Fourth, I want to talk about the things that were supposed to differentiate this from the original. It’s a two-player only game. Great! I like it when a great game is streamlined for two players. Except… Kingdomino was already a great two player game. In fact, I think it’s best with just two because you use both of your kings which leads to greater strategy and control. Unlike Seven Wonders, Kingdomino didn’t need a two player version to make it work.
Next, Duel is supposed to be quicker, but it’s not really much faster than the original. In some ways, it feels longer thanks to the drawing element. Having to stop and fill in the sheet takes time that the original didn’t require. Since they require basically the same time investment, I’d rather play the original.
Finally, the wizard powers are supposed to offer a new tweak to the original’s gameplay, but I find they don’t add enough to make the game exciting. There’s no real way to strategize your acquisition of the powers, so they just add one more lucky thing to an already lucky game. It’s nice when you get a power, but at the same time it can fee a bit unfair to the other player, particularly if they never get one. The original doesn’t offer any rule-breaking bailouts and is better for it because you are forced to strategize a bit more. I feel like Duel included these powers in exchange for losing the forward thinking of the original. It’s like someone said, “Since you can’t really strategize here, we’ll throw you a bone that might help you clean up the mess made by the luck of the die rolls. You’ll get the feeling of agency without really having any agency at all.”
Here’s the thing: I don’t hate Duel, but I don’t love it, either. For me it’s a take it or leave it game.
But… If Duel existed in a vacuum, I’d probably feel better about it. But because it exists in the same universe as Kingdomino, I can’t really recommend it over the original. The prices of both are within only a few dollars of each other. They both come in small, portable boxes and require almost the same amount of play time. Yes, Duel is a two-player only game, but the original was already a great two player game. The original has the edge in every category from attractiveness of components to strategic gameplay to ease of play. The original is less “work” because you don’t have to draw on a sheet. Duel only offers small tweaks to the basic gameplay and adds in too much un-mitigable luck. Unless you really love roll and writes, the original is the champ.
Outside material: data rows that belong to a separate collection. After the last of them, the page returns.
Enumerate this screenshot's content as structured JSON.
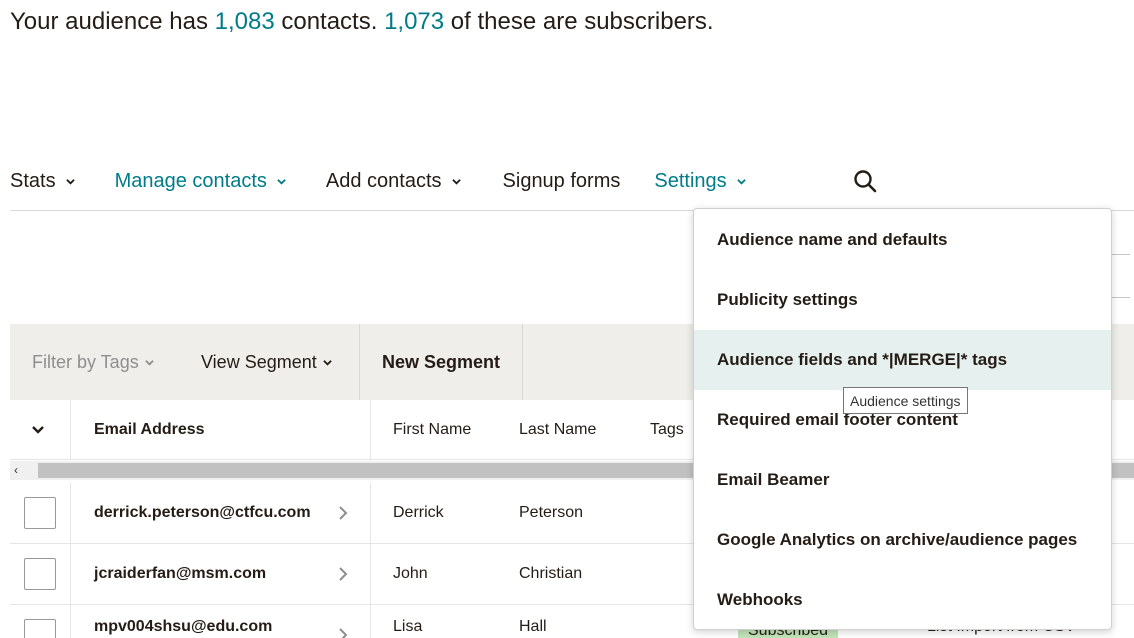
{
  "summary": {
    "prefix": "Your audience has ",
    "contacts_count": "1,083",
    "middle": " contacts. ",
    "subscribers_count": "1,073",
    "suffix": " of these are subscribers."
  },
  "nav": {
    "stats": "Stats",
    "manage_contacts": "Manage contacts",
    "add_contacts": "Add contacts",
    "signup_forms": "Signup forms",
    "settings": "Settings"
  },
  "toolbar": {
    "filter_by_tags": "Filter by Tags",
    "view_segment": "View Segment",
    "new_segment": "New Segment"
  },
  "table": {
    "columns": {
      "email": "Email Address",
      "first_name": "First Name",
      "last_name": "Last Name",
      "tags": "Tags"
    },
    "rows": [
      {
        "email": "derrick.peterson@ctfcu.com",
        "first_name": "Derrick",
        "last_name": "Peterson"
      },
      {
        "email": "jcraiderfan@msm.com",
        "first_name": "John",
        "last_name": "Christian"
      },
      {
        "email": "mpv004shsu@edu.com",
        "first_name": "Lisa",
        "last_name": "Hall",
        "status": "Subscribed",
        "source": "List Import from CSV"
      }
    ]
  },
  "settings_menu": {
    "items": [
      "Audience name and defaults",
      "Publicity settings",
      "Audience fields and *|MERGE|* tags",
      "Required email footer content",
      "Email Beamer",
      "Google Analytics on archive/audience pages",
      "Webhooks"
    ],
    "hovered_index": 2
  },
  "tooltip": "Audience settings",
  "colors": {
    "accent": "#007c89",
    "toolbar_bg": "#efeeea",
    "hover_bg": "#e6f0ef",
    "subscribed_badge": "#c1e3b8"
  },
  "icons": {
    "search": "search-icon",
    "chevron": "chevron-down-icon",
    "row_chevron": "chevron-right-icon"
  }
}
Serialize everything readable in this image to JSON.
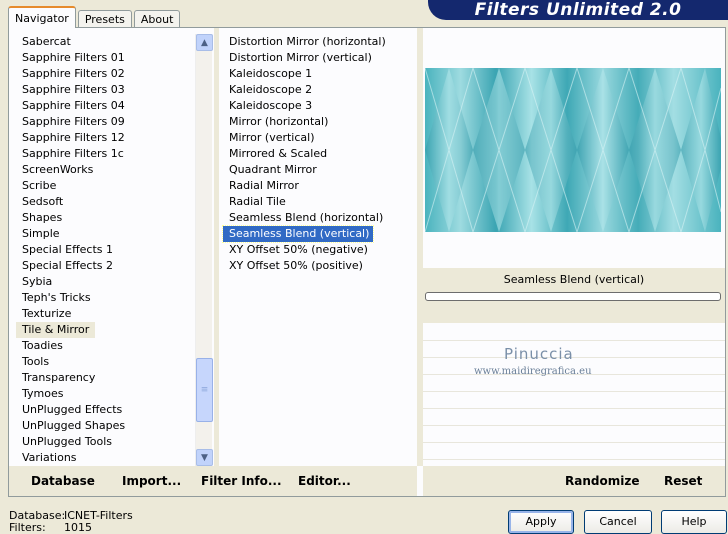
{
  "tabs": [
    {
      "label": "Navigator",
      "active": true
    },
    {
      "label": "Presets",
      "active": false
    },
    {
      "label": "About",
      "active": false
    }
  ],
  "banner": {
    "title": "Filters Unlimited 2.0"
  },
  "categories": {
    "items": [
      "Sabercat",
      "Sapphire Filters 01",
      "Sapphire Filters 02",
      "Sapphire Filters 03",
      "Sapphire Filters 04",
      "Sapphire Filters 09",
      "Sapphire Filters 12",
      "Sapphire Filters 1c",
      "ScreenWorks",
      "Scribe",
      "Sedsoft",
      "Shapes",
      "Simple",
      "Special Effects 1",
      "Special Effects 2",
      "Sybia",
      "Teph's Tricks",
      "Texturize",
      "Tile & Mirror",
      "Toadies",
      "Tools",
      "Transparency",
      "Tymoes",
      "UnPlugged Effects",
      "UnPlugged Shapes",
      "UnPlugged Tools",
      "Variations"
    ],
    "selected": "Tile & Mirror"
  },
  "filters": {
    "items": [
      "Distortion Mirror (horizontal)",
      "Distortion Mirror (vertical)",
      "Kaleidoscope 1",
      "Kaleidoscope 2",
      "Kaleidoscope 3",
      "Mirror (horizontal)",
      "Mirror (vertical)",
      "Mirrored & Scaled",
      "Quadrant Mirror",
      "Radial Mirror",
      "Radial Tile",
      "Seamless Blend (horizontal)",
      "Seamless Blend (vertical)",
      "XY Offset 50% (negative)",
      "XY Offset 50% (positive)"
    ],
    "selected": "Seamless Blend (vertical)"
  },
  "preview": {
    "caption": "Seamless Blend (vertical)",
    "progress": 0
  },
  "watermark": {
    "name": "Pinuccia",
    "url": "www.maidiregrafica.eu"
  },
  "toolbar_left": {
    "database": "Database",
    "import": "Import...",
    "filter_info": "Filter Info...",
    "editor": "Editor..."
  },
  "toolbar_right": {
    "randomize": "Randomize",
    "reset": "Reset"
  },
  "footer": {
    "database_label": "Database:",
    "database_value": "ICNET-Filters",
    "filters_label": "Filters:",
    "filters_value": "1015"
  },
  "buttons": {
    "apply": "Apply",
    "cancel": "Cancel",
    "help": "Help"
  },
  "colors": {
    "banner": "#14286e",
    "selection": "#316ac5",
    "tab_accent": "#e68b2c"
  }
}
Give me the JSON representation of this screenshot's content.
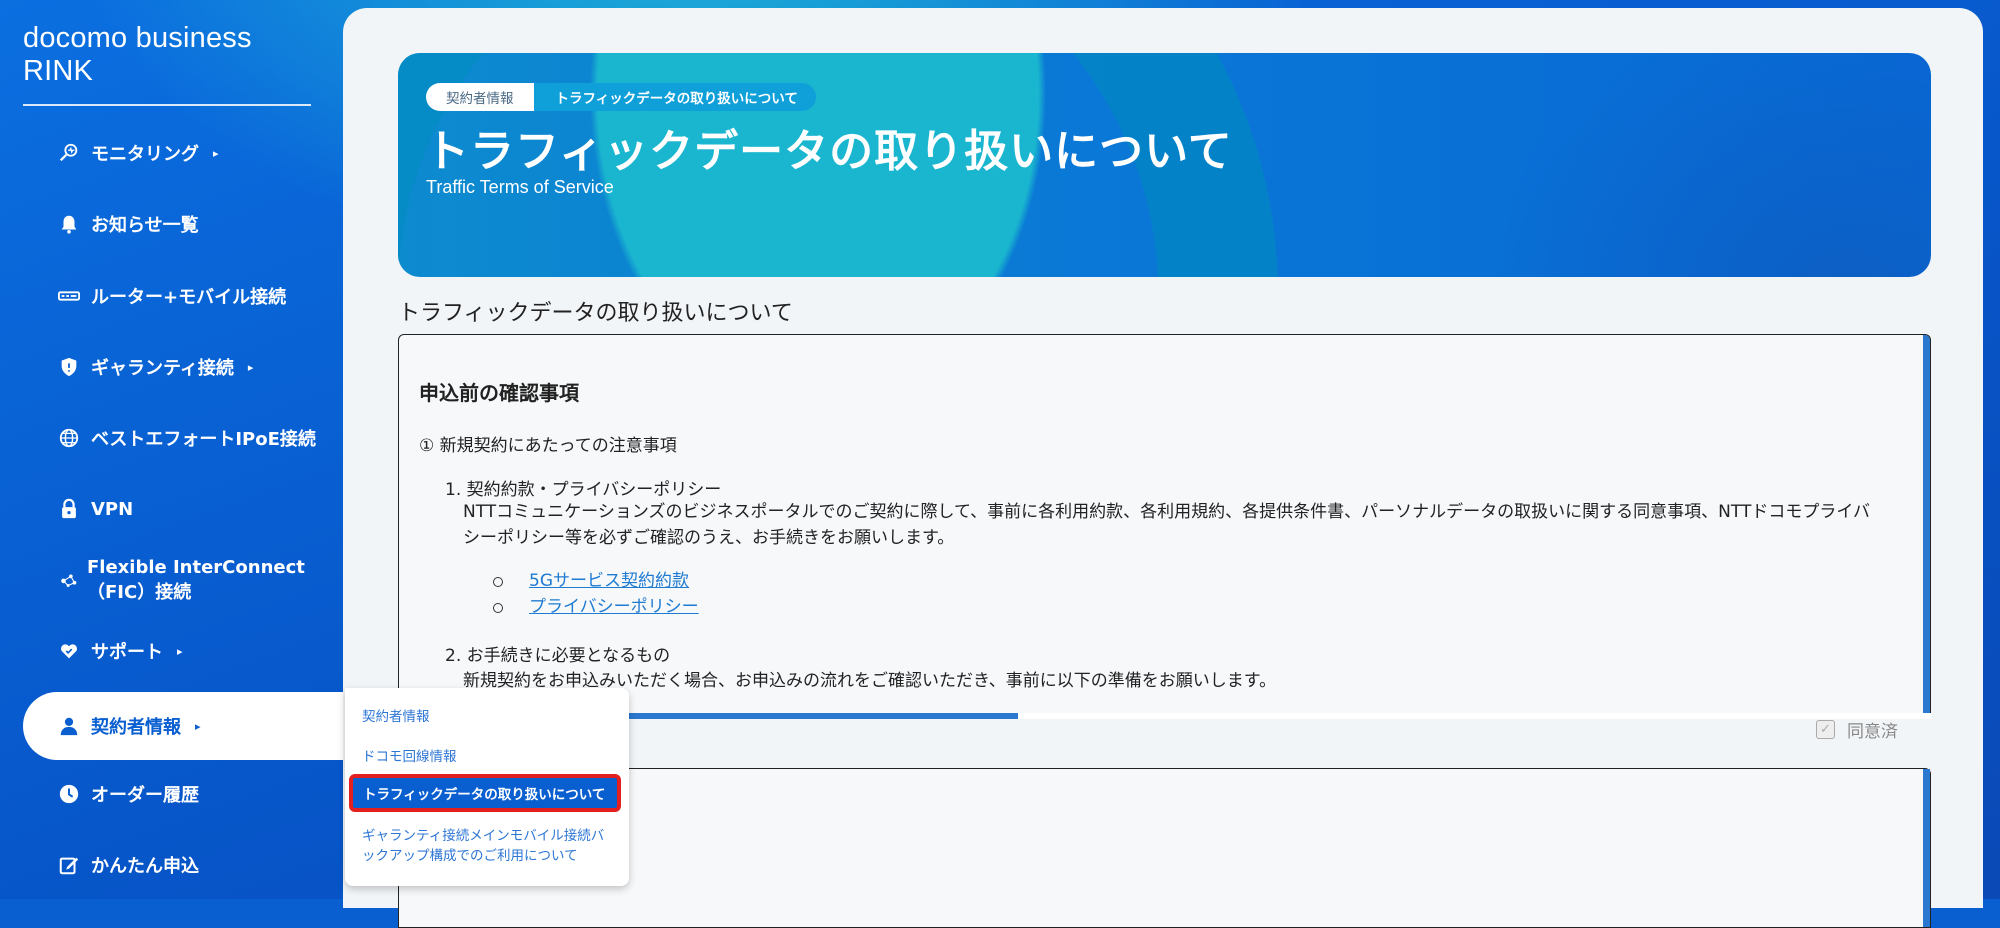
{
  "brand": "docomo business RINK",
  "sidebar": {
    "items": [
      {
        "label": "モニタリング",
        "icon": "monitoring-icon",
        "arrow": "▸"
      },
      {
        "label": "お知らせ一覧",
        "icon": "bell-icon"
      },
      {
        "label": "ルーター+モバイル接続",
        "icon": "router-icon"
      },
      {
        "label": "ギャランティ接続",
        "icon": "shield-icon",
        "arrow": "▸"
      },
      {
        "label": "ベストエフォートIPoE接続",
        "icon": "globe-icon"
      },
      {
        "label": "VPN",
        "icon": "lock-icon"
      },
      {
        "label_line1": "Flexible InterConnect",
        "label_line2": "（FIC）接続",
        "icon": "network-icon"
      },
      {
        "label": "サポート",
        "icon": "support-icon",
        "arrow": "▸"
      },
      {
        "label": "契約者情報",
        "icon": "user-icon",
        "arrow": "▸"
      },
      {
        "label": "オーダー履歴",
        "icon": "clock-icon"
      },
      {
        "label": "かんたん申込",
        "icon": "edit-icon"
      }
    ]
  },
  "submenu": {
    "items": [
      {
        "label": "契約者情報"
      },
      {
        "label": "ドコモ回線情報"
      },
      {
        "label": "トラフィックデータの取り扱いについて"
      },
      {
        "label_line1": "ギャランティ接続メインモバイル接続バ",
        "label_line2": "ックアップ構成でのご利用について"
      }
    ]
  },
  "breadcrumb": {
    "parent": "契約者情報",
    "current": "トラフィックデータの取り扱いについて"
  },
  "hero": {
    "title": "トラフィックデータの取り扱いについて",
    "subtitle": "Traffic Terms of Service"
  },
  "section_title": "トラフィックデータの取り扱いについて",
  "terms": {
    "heading": "申込前の確認事項",
    "section1": "① 新規契約にあたっての注意事項",
    "item1_title": "1. 契約約款・プライバシーポリシー",
    "item1_body": "NTTコミュニケーションズのビジネスポータルでのご契約に際して、事前に各利用約款、各利用規約、各提供条件書、パーソナルデータの取扱いに関する同意事項、NTTドコモプライバシーポリシー等を必ずご確認のうえ、お手続きをお願いします。",
    "link1": "5Gサービス契約約款",
    "link2": "プライバシーポリシー",
    "item2_title": "2. お手続きに必要となるもの",
    "item2_body": "新規契約をお申込みいただく場合、お申込みの流れをご確認いただき、事前に以下の準備をお願いします。"
  },
  "agree_label": "同意済",
  "colors": {
    "brand_blue": "#0a5fd0",
    "link": "#1f7bd1",
    "highlight_border": "#e31f1f"
  }
}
If you liken the Kingdomino series to the Goldilocks and the Three Bears, Duel would be too little, Queendomino would be too much, and the original Kingdomino would be juuust right. I still recommend the original over the others in the series because it captured the perfect balance of light rules overhead, thinky decisions, quick play time, and lovely aesthetics. The others are fine games, but the original was lightning in a bottle and no amount of futzing with the formula can replicate that.